January 27, 2014 Michael Bickerton
Lots of changes coming in Canada (and other countries as well) regarding Anti-Spam Legislation and privacy in 2014.
I’m not going to provide you the in’s and outs of what’s what, how it works and what it’s intended to do. As many of you may know, I believe that SPAM is the Internet’s most overused and least understood issue in the digital space.
It’s my opinion that it’s great to be afforded the opportunity to be advised of new information, new products and new companies in the marketplace. I feel we are all lucky to be provided the opportunity to have access to new information. I liken the email mailbox to your current Canada Post box (as you know these are being eliminated). As such, this is the mailbox of the future; I have plenty of ideas on how we can handle these digital changes.

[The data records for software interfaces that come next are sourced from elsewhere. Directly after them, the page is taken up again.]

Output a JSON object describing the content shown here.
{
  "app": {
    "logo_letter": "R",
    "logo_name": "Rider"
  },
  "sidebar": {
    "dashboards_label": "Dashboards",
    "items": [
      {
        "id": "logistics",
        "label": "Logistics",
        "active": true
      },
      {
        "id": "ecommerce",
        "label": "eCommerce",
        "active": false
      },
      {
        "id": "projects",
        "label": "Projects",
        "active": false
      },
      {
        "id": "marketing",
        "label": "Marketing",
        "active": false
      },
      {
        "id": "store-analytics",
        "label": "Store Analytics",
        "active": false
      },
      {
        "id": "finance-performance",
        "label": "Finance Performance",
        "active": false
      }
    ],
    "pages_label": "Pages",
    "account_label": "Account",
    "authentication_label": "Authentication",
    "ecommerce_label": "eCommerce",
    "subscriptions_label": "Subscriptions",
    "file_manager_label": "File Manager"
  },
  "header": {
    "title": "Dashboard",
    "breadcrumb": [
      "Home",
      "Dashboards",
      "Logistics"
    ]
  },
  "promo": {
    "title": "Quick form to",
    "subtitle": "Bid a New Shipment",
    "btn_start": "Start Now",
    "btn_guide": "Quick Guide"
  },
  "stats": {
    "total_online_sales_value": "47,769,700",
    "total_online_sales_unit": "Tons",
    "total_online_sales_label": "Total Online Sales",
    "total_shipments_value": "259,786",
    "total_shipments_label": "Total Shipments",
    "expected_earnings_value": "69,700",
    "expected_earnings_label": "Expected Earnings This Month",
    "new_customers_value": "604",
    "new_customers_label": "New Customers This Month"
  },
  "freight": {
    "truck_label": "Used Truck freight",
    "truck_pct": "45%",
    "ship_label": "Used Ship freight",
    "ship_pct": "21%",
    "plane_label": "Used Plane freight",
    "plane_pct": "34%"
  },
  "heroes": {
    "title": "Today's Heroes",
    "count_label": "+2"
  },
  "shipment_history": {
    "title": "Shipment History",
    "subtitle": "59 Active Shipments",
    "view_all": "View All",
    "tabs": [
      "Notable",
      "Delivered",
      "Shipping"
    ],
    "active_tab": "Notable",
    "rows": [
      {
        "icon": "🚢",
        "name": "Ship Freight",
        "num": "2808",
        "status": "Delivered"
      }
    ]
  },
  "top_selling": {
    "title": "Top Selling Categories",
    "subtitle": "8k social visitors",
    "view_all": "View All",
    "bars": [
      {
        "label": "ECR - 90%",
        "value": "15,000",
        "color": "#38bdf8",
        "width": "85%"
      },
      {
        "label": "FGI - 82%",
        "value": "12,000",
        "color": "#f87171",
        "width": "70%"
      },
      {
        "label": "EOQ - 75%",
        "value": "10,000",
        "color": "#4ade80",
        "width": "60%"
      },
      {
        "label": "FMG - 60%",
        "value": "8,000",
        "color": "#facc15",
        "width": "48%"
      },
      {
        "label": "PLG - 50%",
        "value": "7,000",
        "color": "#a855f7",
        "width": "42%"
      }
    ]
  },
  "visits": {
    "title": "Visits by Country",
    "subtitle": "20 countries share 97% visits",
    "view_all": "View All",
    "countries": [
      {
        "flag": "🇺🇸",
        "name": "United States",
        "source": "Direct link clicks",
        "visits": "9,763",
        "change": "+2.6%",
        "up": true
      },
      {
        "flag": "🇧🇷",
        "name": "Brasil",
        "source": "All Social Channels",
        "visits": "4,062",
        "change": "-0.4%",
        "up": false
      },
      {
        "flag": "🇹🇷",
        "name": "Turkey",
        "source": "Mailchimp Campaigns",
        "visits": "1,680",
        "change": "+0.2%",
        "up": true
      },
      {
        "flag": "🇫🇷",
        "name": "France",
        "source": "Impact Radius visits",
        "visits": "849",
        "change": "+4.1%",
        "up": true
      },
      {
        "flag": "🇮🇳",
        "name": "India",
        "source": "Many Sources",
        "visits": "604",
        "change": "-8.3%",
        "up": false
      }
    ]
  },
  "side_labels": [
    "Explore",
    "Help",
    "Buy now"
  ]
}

In any event, CASL is upon us and as marketers, we have to make plans and prepare for change. Many indicate that these changes are like throwing out the baby with the bath water. Some have indicated “OVERKILL” and “EXPENSIVE” to implement.
I’ve put together a few LINKS for you:
1) Government of Canada CASL – (love this name “fightspam.gc.ca” ) wow, some starting place
3) Legal Osler, Hoskin & Harcourt – Lots of great information here.
4) Legal Barry Sookman – a slideshare presentation for McCarthy Tetrault in this link
You’ll note that CASL is all about:
5) Privacy Invasion
If you’ve viewed these links, you’ll notice there’s lots of reading and I anticipate lots of change coming. Let’s just hope you aren’t dragged into this and that you don’t need a lawyer.
The Davis LLP piece is a fairly easy read, and provides you the basics. Clearly some legislation is required; it’s been my experience that many overreact to a simple incoming email.
I suggest you rethink your position, as digital communications will continue to be your most reliable and most informative source of information. Keep in mind, one click and it’s gone, don’t let the zealots control the flow of information in the information age. The future is now.
Michael Bickerton, Raven5 Ltd, Oakville, Ontario January 2014